In general, the Western media has been very supportive of the protesters. The Chinese media banned everything positive about the protesters, which triggered the polarization between Western and Chinese media coverage.
There’s polarization of media coverage within Hong Kong as well. It’s hard to find Hong Kong media that is not pro-Beijing these days because Jack Ma and Alibaba bought the South China Morning Post. Other Hong Kong based pro-Beijing media, including Dagong Bao and Wenhi Bao, often denounce the protesters’ brutality.
However, there are also some other media outlets, such as Apple Daily, that denounce police brutality, which of course the Chinese government hates. In addition, there are also some neutral newspapers in Hong Kong, but they all depend on China for advertising, so nobody wants to offend China.
Overall, the media coverage is highly polarized, and it’s hard to get “more objective” information on the actual state of affairs in Hong Kong.
What do you think of the reporting bias in media coverage of Hong Kong protests?
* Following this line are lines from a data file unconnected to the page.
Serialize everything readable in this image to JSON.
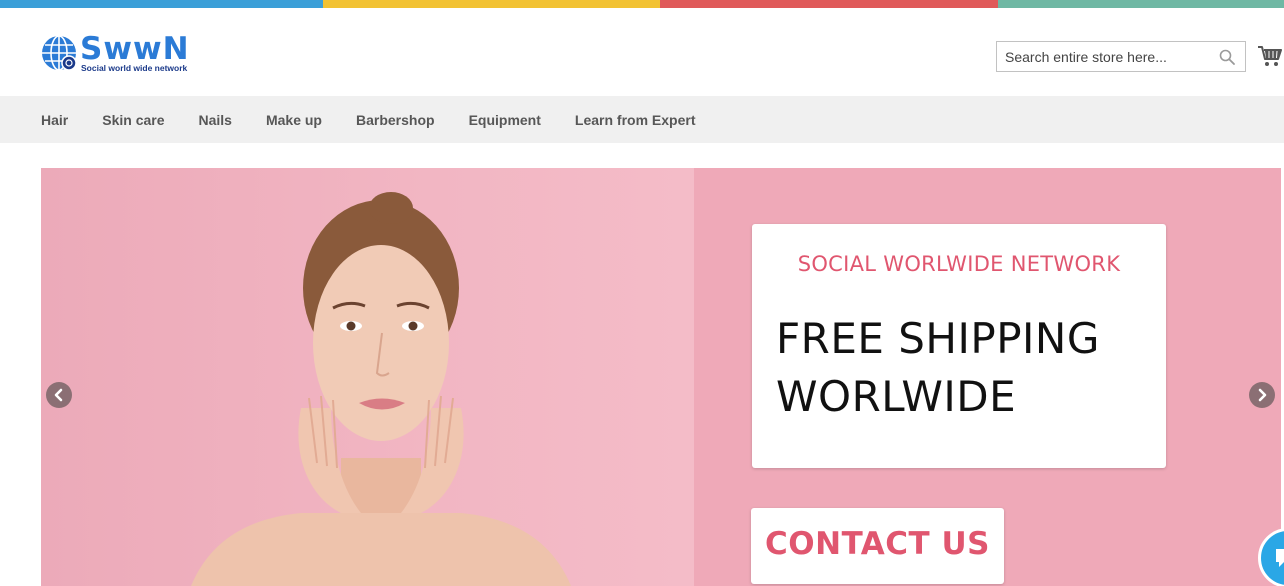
{
  "brand": {
    "name": "SwwN",
    "tagline": "Social world wide network",
    "colors": {
      "primary": "#2b7bd6",
      "accent": "#e0566f"
    }
  },
  "topbar_colors": [
    "#3b9fd8",
    "#f2c233",
    "#e05a5a",
    "#6fb8a4"
  ],
  "search": {
    "placeholder": "Search entire store here...",
    "value": ""
  },
  "cart": {
    "icon": "cart-icon"
  },
  "nav": {
    "items": [
      "Hair",
      "Skin care",
      "Nails",
      "Make up",
      "Barbershop",
      "Equipment",
      "Learn from Expert"
    ]
  },
  "hero": {
    "eyebrow": "SOCIAL WORLWIDE NETWORK",
    "headline_line1": "FREE SHIPPING",
    "headline_line2": "WORLWIDE",
    "cta_label": "CONTACT US",
    "background_color": "#efa9b8"
  }
}
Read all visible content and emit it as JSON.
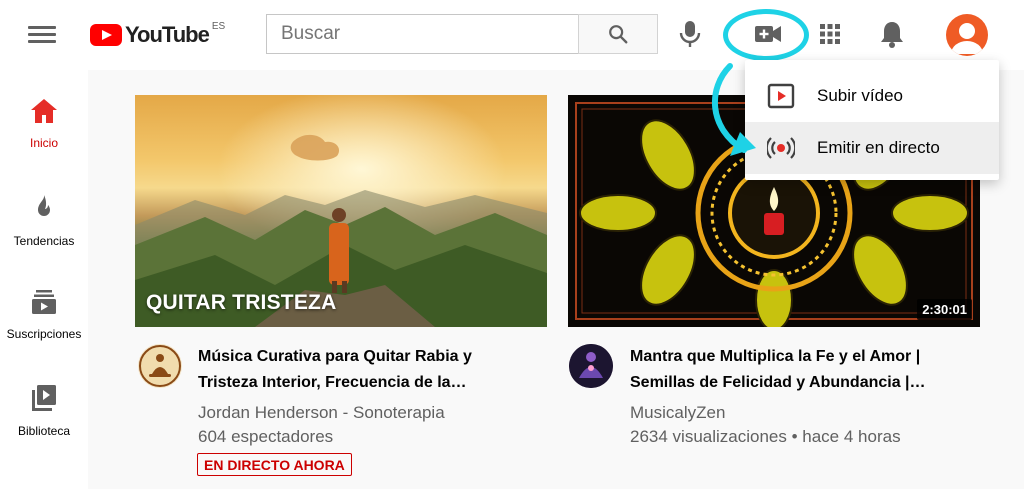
{
  "header": {
    "logo_text": "YouTube",
    "logo_country": "ES",
    "search_placeholder": "Buscar",
    "icons": [
      "menu-icon",
      "search-icon",
      "mic-icon",
      "create-video-icon",
      "apps-icon",
      "bell-icon",
      "account-icon"
    ]
  },
  "sidebar": {
    "items": [
      {
        "label": "Inicio",
        "icon": "home-icon",
        "active": true
      },
      {
        "label": "Tendencias",
        "icon": "flame-icon"
      },
      {
        "label": "Suscripciones",
        "icon": "subscriptions-icon"
      },
      {
        "label": "Biblioteca",
        "icon": "library-icon"
      }
    ]
  },
  "create_menu": {
    "items": [
      {
        "label": "Subir vídeo",
        "icon": "upload-video-icon"
      },
      {
        "label": "Emitir en directo",
        "icon": "go-live-icon"
      }
    ]
  },
  "videos": [
    {
      "thumb_text": "QUITAR TRISTEZA",
      "title_line1": "Música Curativa para Quitar Rabia y",
      "title_line2": "Tristeza Interior, Frecuencia de la…",
      "channel": "Jordan Henderson - Sonoterapia",
      "stats": "604 espectadores",
      "badge": "EN DIRECTO AHORA"
    },
    {
      "duration": "2:30:01",
      "title_line1": "Mantra que Multiplica la Fe y el Amor |",
      "title_line2": "Semillas de Felicidad y Abundancia |…",
      "channel": "MusicalyZen",
      "stats": "2634 visualizaciones • hace 4 horas"
    }
  ],
  "colors": {
    "brand_red": "#ff0000",
    "highlight_cyan": "#1ed2e6",
    "avatar_orange": "#ef5b25",
    "live_red": "#cc0000"
  }
}
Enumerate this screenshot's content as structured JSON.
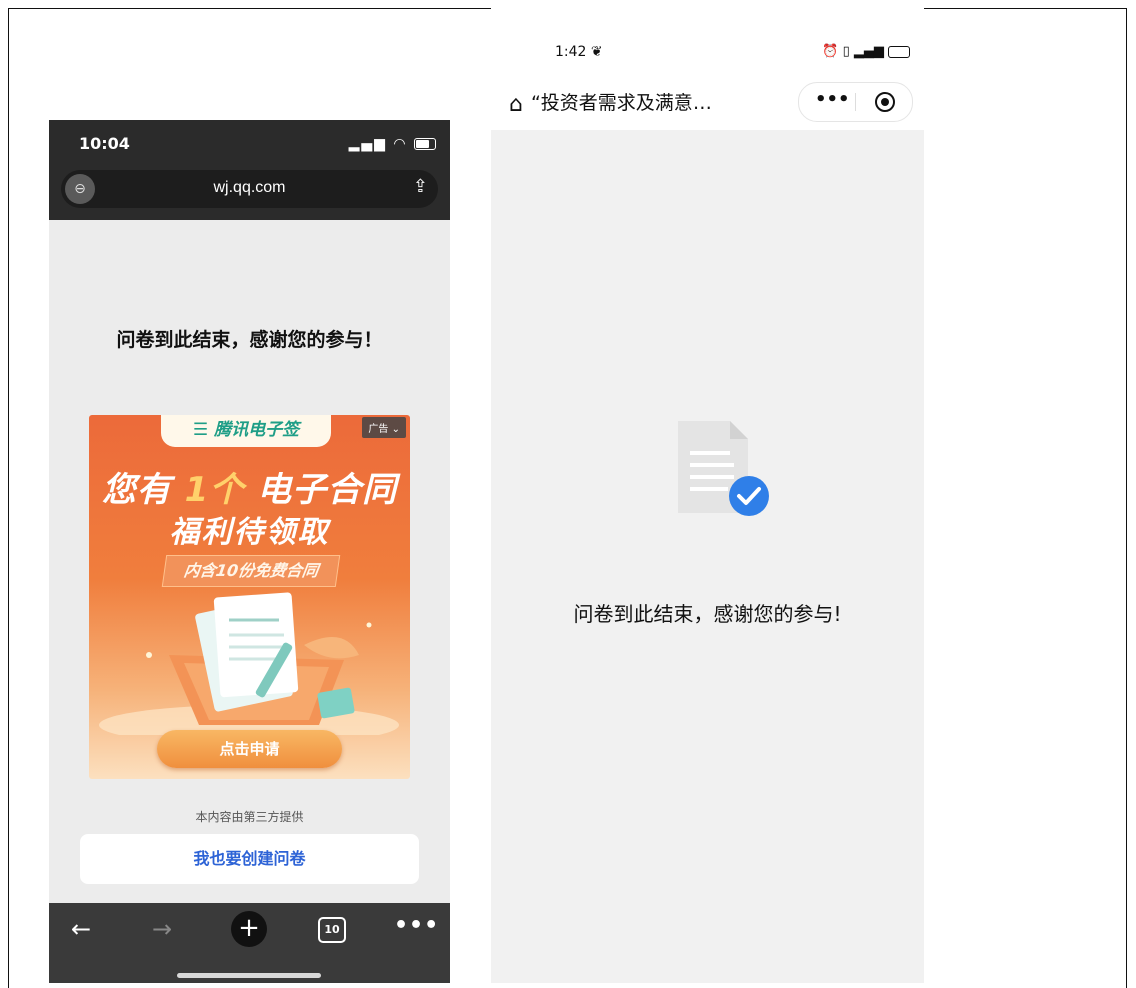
{
  "left_phone": {
    "status": {
      "time": "10:04"
    },
    "url_bar": {
      "url": "wj.qq.com"
    },
    "thanks_text": "问卷到此结束，感谢您的参与！",
    "ad": {
      "brand": "腾讯电子签",
      "badge": "广告",
      "title_prefix": "您有",
      "title_highlight": "1个",
      "title_suffix": "电子合同",
      "title_line2": "福利待领取",
      "subtitle": "内含10份免费合同",
      "button": "点击申请"
    },
    "provider_text": "本内容由第三方提供",
    "create_button": "我也要创建问卷",
    "toolbar": {
      "tabs_count": "10"
    }
  },
  "right_phone": {
    "status": {
      "time": "1:42"
    },
    "title": "“投资者需求及满意…",
    "thanks_text": "问卷到此结束，感谢您的参与!",
    "accent_color": "#2f7fe8"
  }
}
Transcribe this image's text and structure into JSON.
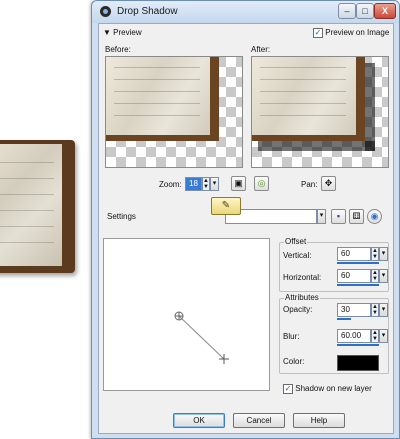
{
  "window": {
    "title": "Drop Shadow",
    "buttons": {
      "minimize": "–",
      "maximize": "□",
      "close": "X"
    }
  },
  "preview": {
    "toggle_label": "Preview",
    "preview_on_image_label": "Preview on Image",
    "preview_on_image_checked": true,
    "before_label": "Before:",
    "after_label": "After:"
  },
  "zoom": {
    "label": "Zoom:",
    "value": "18"
  },
  "pan": {
    "label": "Pan:"
  },
  "settings": {
    "label": "Settings",
    "value": ""
  },
  "offset": {
    "title": "Offset",
    "vertical_label": "Vertical:",
    "vertical_value": "60",
    "horizontal_label": "Horizontal:",
    "horizontal_value": "60"
  },
  "attributes": {
    "title": "Attributes",
    "opacity_label": "Opacity:",
    "opacity_value": "30",
    "blur_label": "Blur:",
    "blur_value": "60.00",
    "color_label": "Color:",
    "color_value": "#000000"
  },
  "shadow_on_new_layer": {
    "label": "Shadow on new layer",
    "checked": true
  },
  "footer": {
    "ok": "OK",
    "cancel": "Cancel",
    "help": "Help"
  },
  "icons": [
    "app-icon",
    "zoom-fit-icon",
    "zoom-actual-icon",
    "pan-move-icon",
    "save-preset-icon",
    "delete-preset-icon",
    "reset-icon",
    "randomize-tooltip-icon"
  ],
  "colors": {
    "accent": "#2f6fc8",
    "shadow_color": "#000000"
  }
}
Everybody has their own worldviews and own standpoint, so everyone is “biased.” We grew up to learn certain things, and that informs the way we think about and talk about things, so it’s something you can’t avoid.
Obviously, there’s going to be some kind of bias in news coverage, but that’s because the Chinese and American media outlets have very different interpretations of the role of news.
How do these differences in media coverage come into being? Are they deep-rooted?
The Western press considers itself to be a fourth estate. You have the three branches of government in the United States: the executive, judicial and legislative. The press is supposed to be the guardian of public opinion and to keep the other branches of government honest. This is a non-governmental branch that can make enormous social power. That’s why it’s called the Fourth Estate. However, in China, the press is supposed to follow the Communist Party.
Let me refer to a historical example to explain the difference of American and Chinese news outlets. This misconception happened in 1998, when the Chinese vice foreign minister told American reporters that Chinese and American reporters should not write anything negative about China and the U.S. in order to maintain Sino-U.S. relationship. American journalists then said they didn’t understand at all that there was any relation between journalism reporting and actual political dynamics. The American [journalists] said they examine the issue critically, and that they don’t follow the government censorship. After the meeting, Chinese journalists were surprised to learn that President Bill Clinton was treated better in the Chinese newspapers than in Americans newspapers.
From the perspective of a reader and a journalist, how can we train ourselves to distinguish the facts from bias when reading news? How can we choose not to drift along with the current?
[From the perspective of a journalist], you don’t know the [actual] details except what is being reported. But I would suggest one to read as many different news sources on that event from as many different perspectives as possible and see which one the reader thinks is the most persuasive. … Since I have been around for a long time, I have come to trust certain news sources more than others, which is why I say The New York Times is the one that I read everyday, because I trust that they have the best reporters in the field.
[From the perspective of a reader], you have to learn critical thinking. In my Chinese politics class every week I put on online learning portal three updated newspaper articles. Along with students, we analyze why some of the news articles are completely wrong and biased. The ability of critical thinking helps readers to better distinguish facts from opinions or bias.
Note: The interviewee’s stance reflects the state of Hong Kong protests as of November 6th, 2019, when his interview with USCT took place.